▶ _ABOUT THIS EXERCISE_
Repeat the records in full. No pictures belong in the copy.

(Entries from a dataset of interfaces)

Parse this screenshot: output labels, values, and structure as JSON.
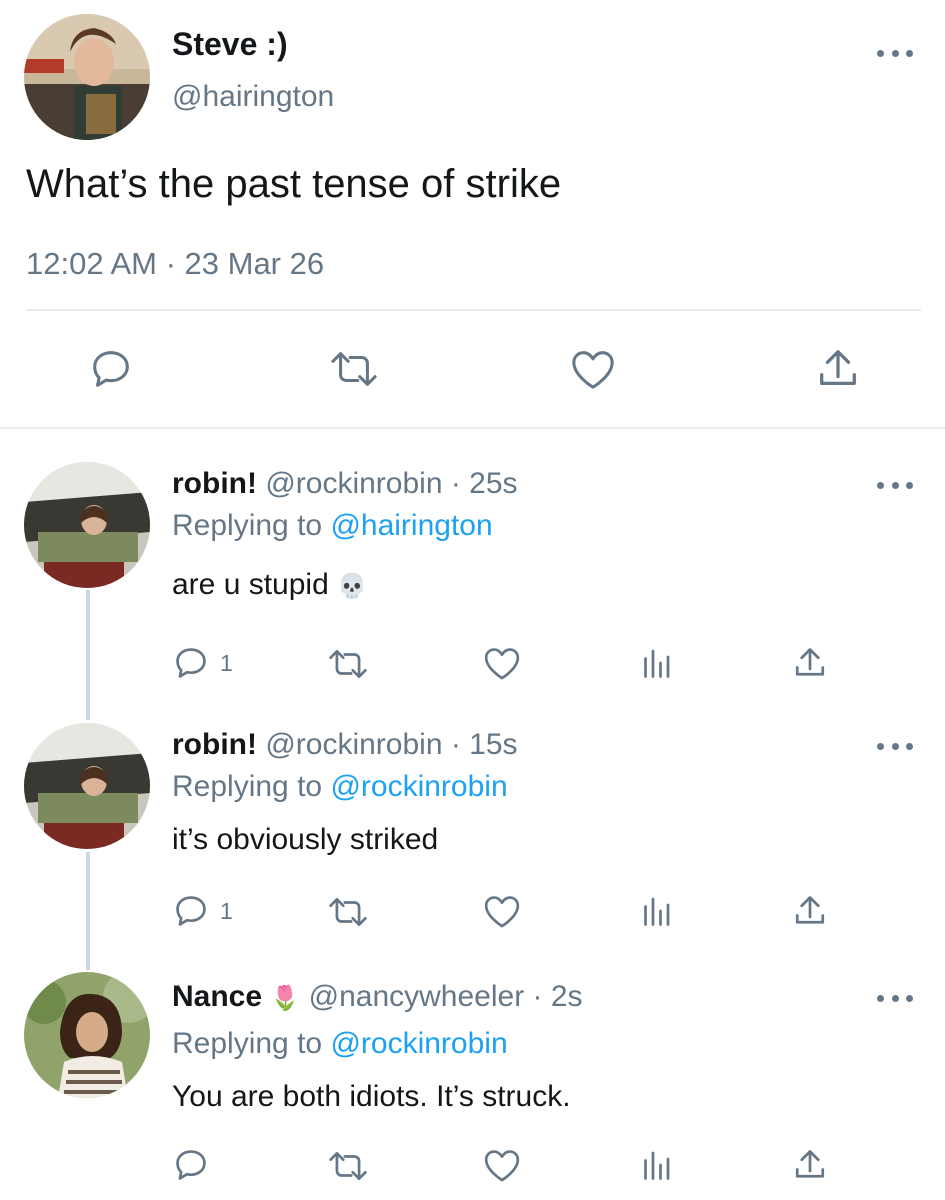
{
  "main_tweet": {
    "name": "Steve :)",
    "handle": "@hairington",
    "text": "What’s the past tense of strike",
    "timestamp": "12:02 AM · 23 Mar 26",
    "avatar_icon": "avatar-steve-icon",
    "actions": [
      "reply-icon",
      "retweet-icon",
      "like-icon",
      "share-icon"
    ]
  },
  "replies": [
    {
      "name": "robin!",
      "handle": "@rockinrobin",
      "age": "· 25s",
      "replying_label": "Replying to",
      "replying_to": "@hairington",
      "text": "are u stupid",
      "emoji": "💀",
      "reply_count": "1"
    },
    {
      "name": "robin!",
      "handle": "@rockinrobin",
      "age": "· 15s",
      "replying_label": "Replying to",
      "replying_to": "@rockinrobin",
      "text": "it’s obviously striked",
      "emoji": "",
      "reply_count": "1"
    },
    {
      "name": "Nance",
      "name_emoji": "🌷",
      "handle": "@nancywheeler",
      "age": "· 2s",
      "replying_label": "Replying to",
      "replying_to": "@rockinrobin",
      "text": "You are both idiots. It’s struck.",
      "emoji": "",
      "reply_count": ""
    }
  ],
  "colors": {
    "text": "#14171a",
    "secondary": "#657786",
    "link": "#1da1f2",
    "divider": "#e6ecf0",
    "thread": "#ccd6dd"
  }
}
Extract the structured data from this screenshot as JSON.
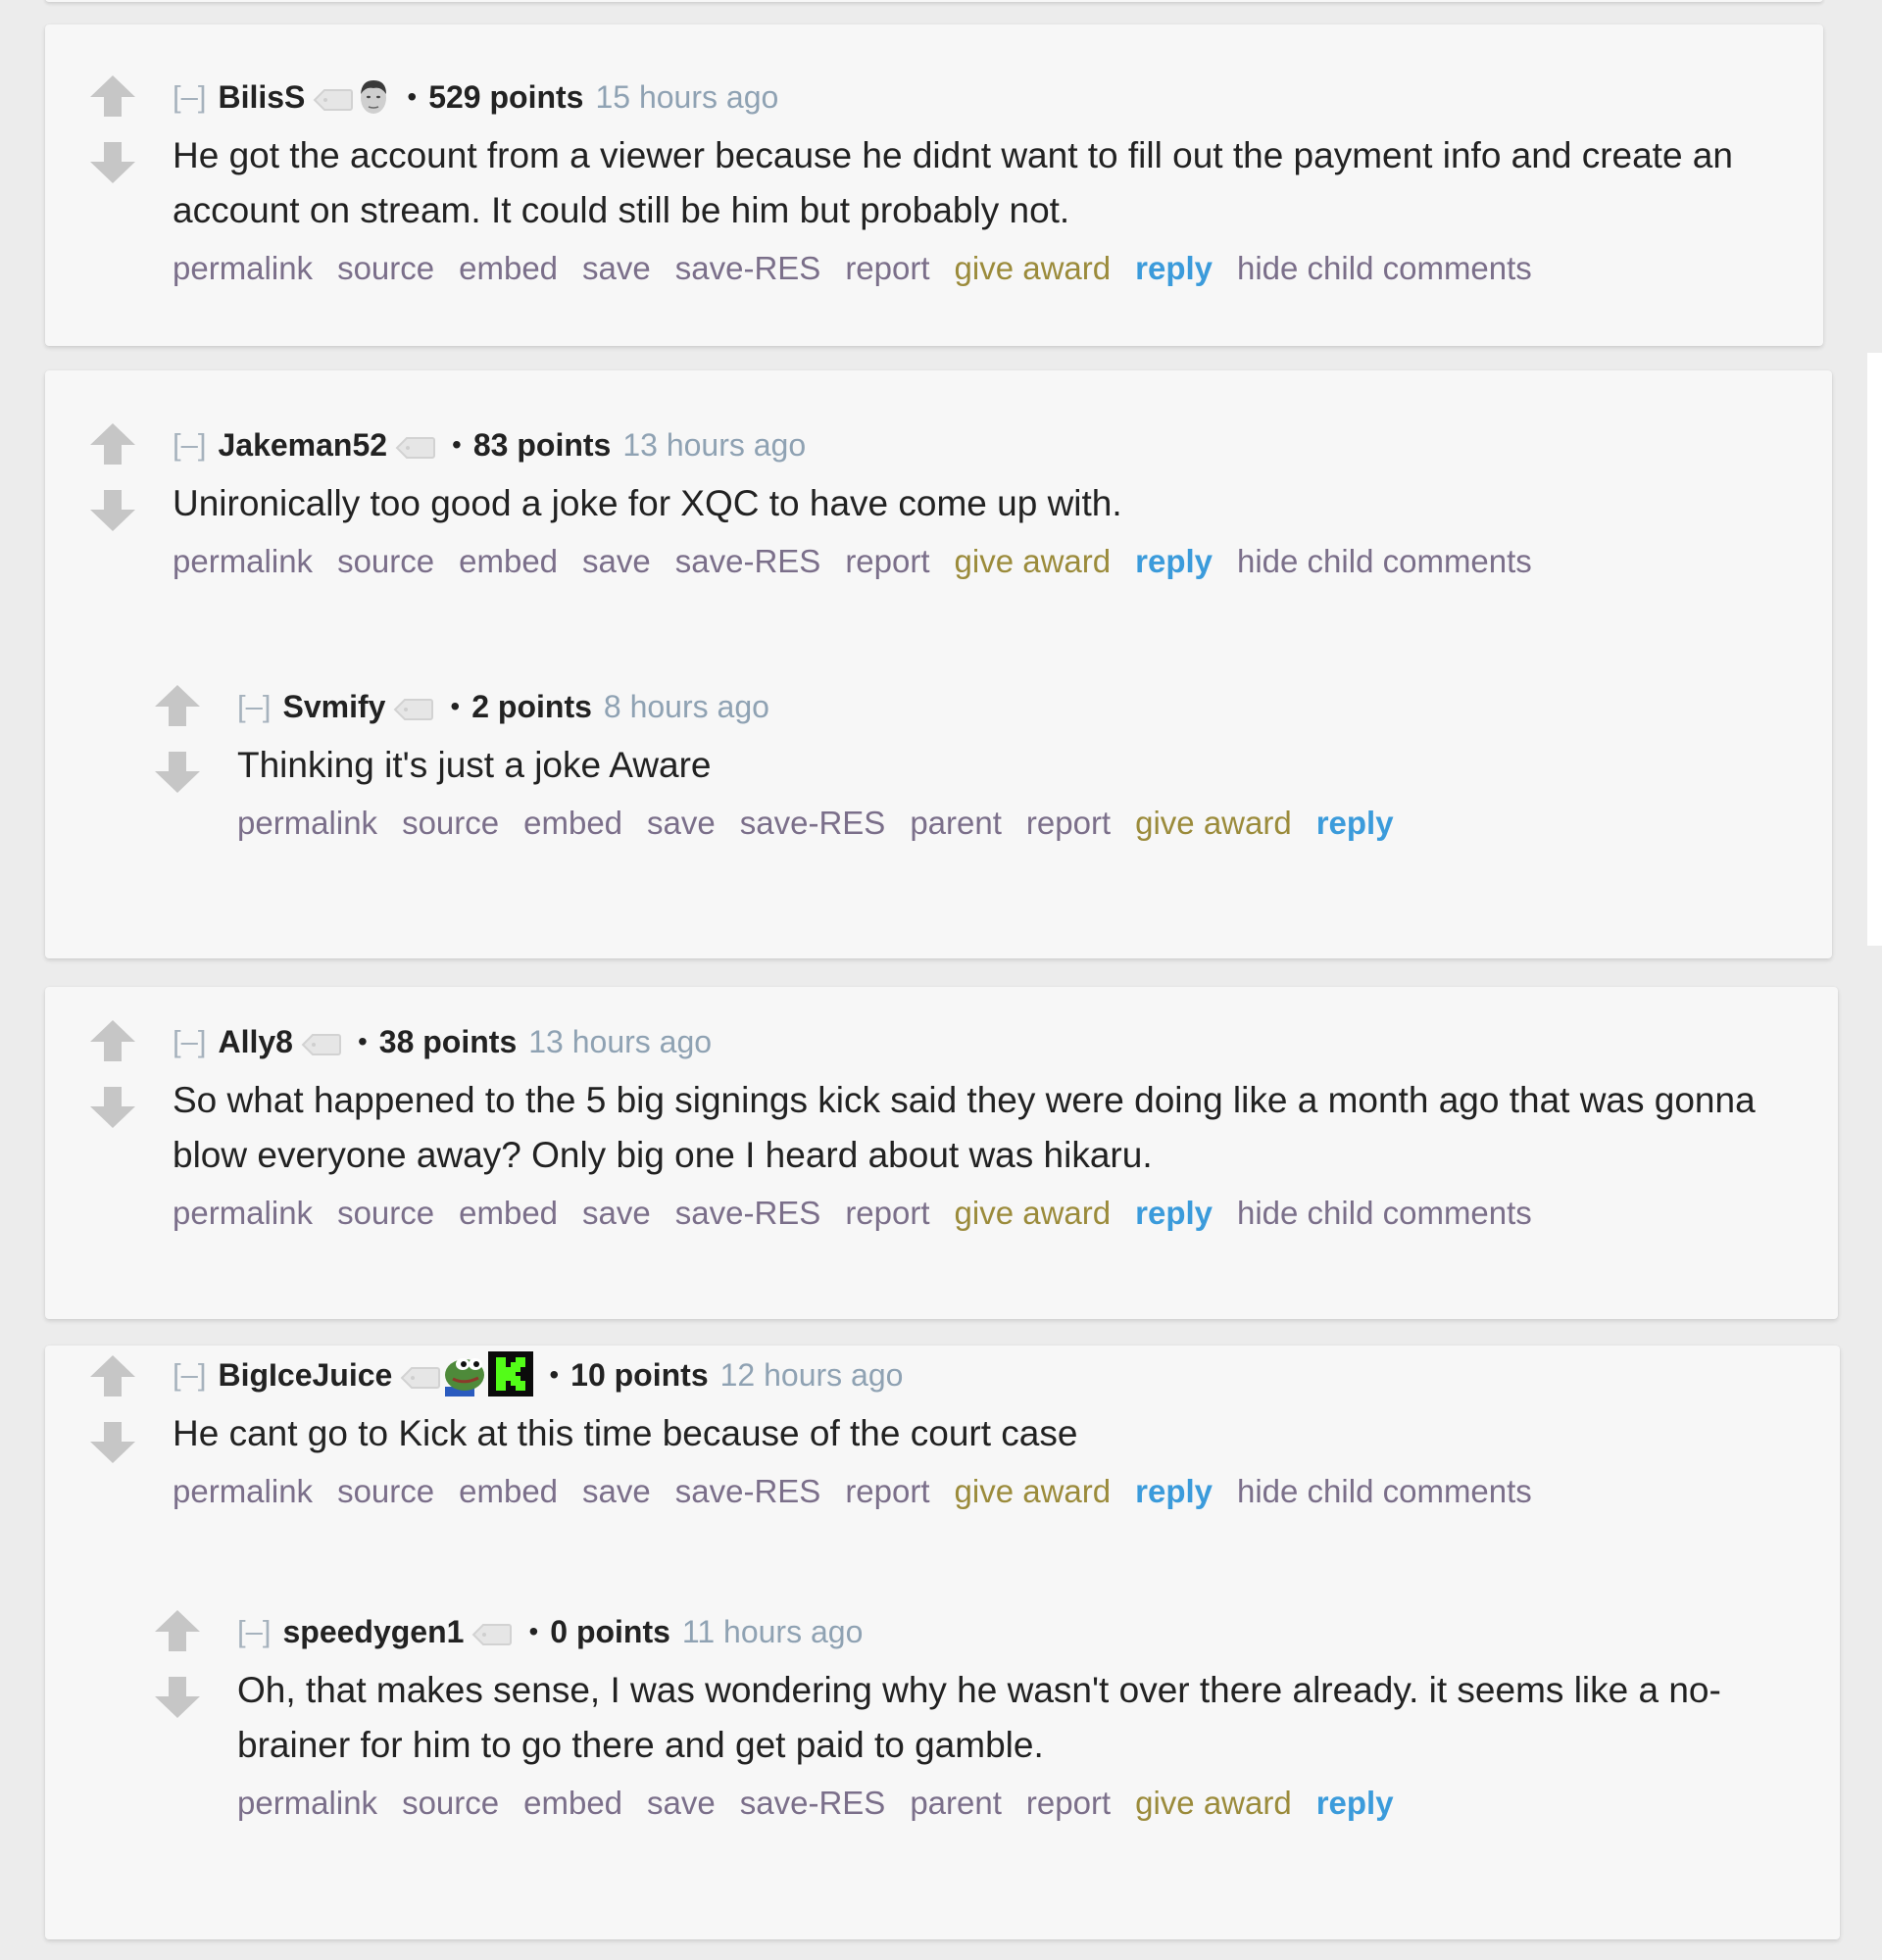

▶ _ANSWER SPACE_
Parse this screenshot: output labels, values, and structure as JSON.
{
  "main_tweet": {
    "name": "Steve :)",
    "handle": "@hairington",
    "text": "What’s the past tense of strike",
    "timestamp": "12:02 AM · 23 Mar 26",
    "avatar_icon": "avatar-steve-icon",
    "actions": [
      "reply-icon",
      "retweet-icon",
      "like-icon",
      "share-icon"
    ]
  },
  "replies": [
    {
      "name": "robin!",
      "handle": "@rockinrobin",
      "age": "· 25s",
      "replying_label": "Replying to",
      "replying_to": "@hairington",
      "text": "are u stupid",
      "emoji": "💀",
      "reply_count": "1"
    },
    {
      "name": "robin!",
      "handle": "@rockinrobin",
      "age": "· 15s",
      "replying_label": "Replying to",
      "replying_to": "@rockinrobin",
      "text": "it’s obviously striked",
      "emoji": "",
      "reply_count": "1"
    },
    {
      "name": "Nance",
      "name_emoji": "🌷",
      "handle": "@nancywheeler",
      "age": "· 2s",
      "replying_label": "Replying to",
      "replying_to": "@rockinrobin",
      "text": "You are both idiots. It’s struck.",
      "emoji": "",
      "reply_count": ""
    }
  ],
  "colors": {
    "text": "#14171a",
    "secondary": "#657786",
    "link": "#1da1f2",
    "divider": "#e6ecf0",
    "thread": "#ccd6dd"
  }
}
Extract the structured data from this screenshot as JSON.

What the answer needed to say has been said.